Student: Can anyone be convicted of pertinacity outside a court?
Master: No one is convicted by the authority of office outside a court, or without the authority of a judge; nevertheless, someone is convicted outside a court in so far as his evil comes so much to the knowledge of others on the evidence of the facts that it is permissible without temerity to regard him as a pertinacious heretic.
Student: Speak to the form of that first argument
Master: In respect of its form it is said that when it is taken [as a premise] that no one erring against the faith should be judged as pertinacious except someone who defends his error once he has been corrected by his prelate, this is manifestly false, because there are other ways outside any court of detecting someone in error due to obvious pertinacity. For theologians, not canonists, would detect as obviously pertinacious anyone who swore to defend forever some heresy not mentioned in the decretals or in the whole science of the canonists but only in theology.
To the second argument it is said that all contumacy is pertinacity, but not all pertinacity should be regarded as contumacy in the strict sense. And therefore even if it were canonists who chiefly reflect on contumacy, it does not follow that they should chiefly investigate pertinacity, because often a superior science deals with universals and an inferior one with particulars. Neither do Gregory and Augustine say that all pertinacity is contumacy, although they mean that heretics should often be judicially condemned for contumacy.
They reply to the third argument that he to whom the punishment of any crime pertains to him too some kind of cognizance, at least of a general and confused kind or of a kind which is received from another, of the same crime pertains; but it is not necessary that a scientific investigation or a subtle and profound cognizance of the same crime pertain chiefly to him. For the ultimate punishment of a heretic who refuses to retreat from his error after he has been relinquished to a secular court pertains to a secular judge, and yet it does not pertain chiefly to a secular judge to know who should be regarded as a heretic. Secular judges also ought to punish with an appropriate penalty those who forge money and artisans who make forgeries contrary to their art, and yet moneyers and artisans detect more acutely than judges forged money and other goods.
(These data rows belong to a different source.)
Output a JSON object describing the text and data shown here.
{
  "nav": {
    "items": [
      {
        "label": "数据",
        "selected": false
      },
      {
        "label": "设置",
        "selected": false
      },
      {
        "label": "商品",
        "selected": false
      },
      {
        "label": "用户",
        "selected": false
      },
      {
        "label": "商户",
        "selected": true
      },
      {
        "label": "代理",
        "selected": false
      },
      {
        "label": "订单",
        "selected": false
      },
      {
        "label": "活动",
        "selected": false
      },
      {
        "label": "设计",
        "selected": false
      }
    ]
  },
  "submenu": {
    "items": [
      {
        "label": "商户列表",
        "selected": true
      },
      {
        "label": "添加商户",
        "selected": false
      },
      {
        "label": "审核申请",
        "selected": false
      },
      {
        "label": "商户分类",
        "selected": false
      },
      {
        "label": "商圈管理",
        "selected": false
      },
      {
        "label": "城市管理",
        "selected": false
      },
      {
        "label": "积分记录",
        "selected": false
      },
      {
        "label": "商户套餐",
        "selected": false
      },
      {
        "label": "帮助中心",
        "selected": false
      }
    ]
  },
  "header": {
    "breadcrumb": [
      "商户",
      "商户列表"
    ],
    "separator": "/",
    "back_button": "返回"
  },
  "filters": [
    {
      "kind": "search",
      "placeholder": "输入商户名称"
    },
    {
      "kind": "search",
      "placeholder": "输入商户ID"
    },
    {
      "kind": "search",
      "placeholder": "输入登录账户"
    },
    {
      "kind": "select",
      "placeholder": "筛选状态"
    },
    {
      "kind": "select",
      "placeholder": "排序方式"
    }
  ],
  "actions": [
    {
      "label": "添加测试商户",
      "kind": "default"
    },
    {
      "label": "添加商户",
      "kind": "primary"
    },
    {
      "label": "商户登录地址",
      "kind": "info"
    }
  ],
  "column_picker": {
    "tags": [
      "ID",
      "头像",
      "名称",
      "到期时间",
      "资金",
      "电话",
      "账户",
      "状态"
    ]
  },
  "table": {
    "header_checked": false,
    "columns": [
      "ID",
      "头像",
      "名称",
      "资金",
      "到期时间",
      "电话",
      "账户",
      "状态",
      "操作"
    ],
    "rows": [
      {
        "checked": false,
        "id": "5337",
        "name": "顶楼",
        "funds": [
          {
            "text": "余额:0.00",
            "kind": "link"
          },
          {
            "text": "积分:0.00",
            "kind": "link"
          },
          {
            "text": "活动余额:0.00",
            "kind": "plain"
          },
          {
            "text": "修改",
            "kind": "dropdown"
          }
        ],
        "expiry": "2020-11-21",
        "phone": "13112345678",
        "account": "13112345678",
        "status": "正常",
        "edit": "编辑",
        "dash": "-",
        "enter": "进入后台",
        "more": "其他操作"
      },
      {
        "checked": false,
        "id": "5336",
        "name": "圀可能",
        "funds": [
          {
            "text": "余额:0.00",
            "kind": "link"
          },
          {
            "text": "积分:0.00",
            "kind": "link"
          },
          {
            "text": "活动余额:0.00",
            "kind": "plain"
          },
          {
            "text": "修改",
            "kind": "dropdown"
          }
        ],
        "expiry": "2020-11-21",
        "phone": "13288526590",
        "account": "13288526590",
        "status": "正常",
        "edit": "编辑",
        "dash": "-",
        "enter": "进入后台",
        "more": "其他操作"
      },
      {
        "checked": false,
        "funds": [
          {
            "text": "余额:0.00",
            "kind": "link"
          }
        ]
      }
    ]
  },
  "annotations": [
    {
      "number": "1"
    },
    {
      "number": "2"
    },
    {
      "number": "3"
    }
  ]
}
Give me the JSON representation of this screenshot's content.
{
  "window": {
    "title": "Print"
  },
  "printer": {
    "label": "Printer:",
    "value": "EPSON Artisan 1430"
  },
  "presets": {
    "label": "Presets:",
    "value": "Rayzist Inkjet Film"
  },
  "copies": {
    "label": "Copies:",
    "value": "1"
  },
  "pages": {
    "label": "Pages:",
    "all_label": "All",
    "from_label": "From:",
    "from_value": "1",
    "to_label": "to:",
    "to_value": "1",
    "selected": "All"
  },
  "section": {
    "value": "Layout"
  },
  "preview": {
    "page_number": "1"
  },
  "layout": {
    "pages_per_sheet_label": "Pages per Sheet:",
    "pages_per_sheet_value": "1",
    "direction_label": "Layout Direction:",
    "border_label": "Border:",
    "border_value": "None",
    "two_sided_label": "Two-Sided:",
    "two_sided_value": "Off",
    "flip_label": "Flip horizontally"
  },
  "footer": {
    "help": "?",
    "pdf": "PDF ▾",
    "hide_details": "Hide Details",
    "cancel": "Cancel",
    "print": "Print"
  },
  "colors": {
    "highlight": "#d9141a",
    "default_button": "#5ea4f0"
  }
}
So although canonists reflect on how those who are pertinacious in error against the faith must be punished justly, theologians do nevertheless detect much more surely those who err in pertinacity, just as those who hang thieves know better than judges how thieves ought to be hanged, yet know less the seriousness of the villainy.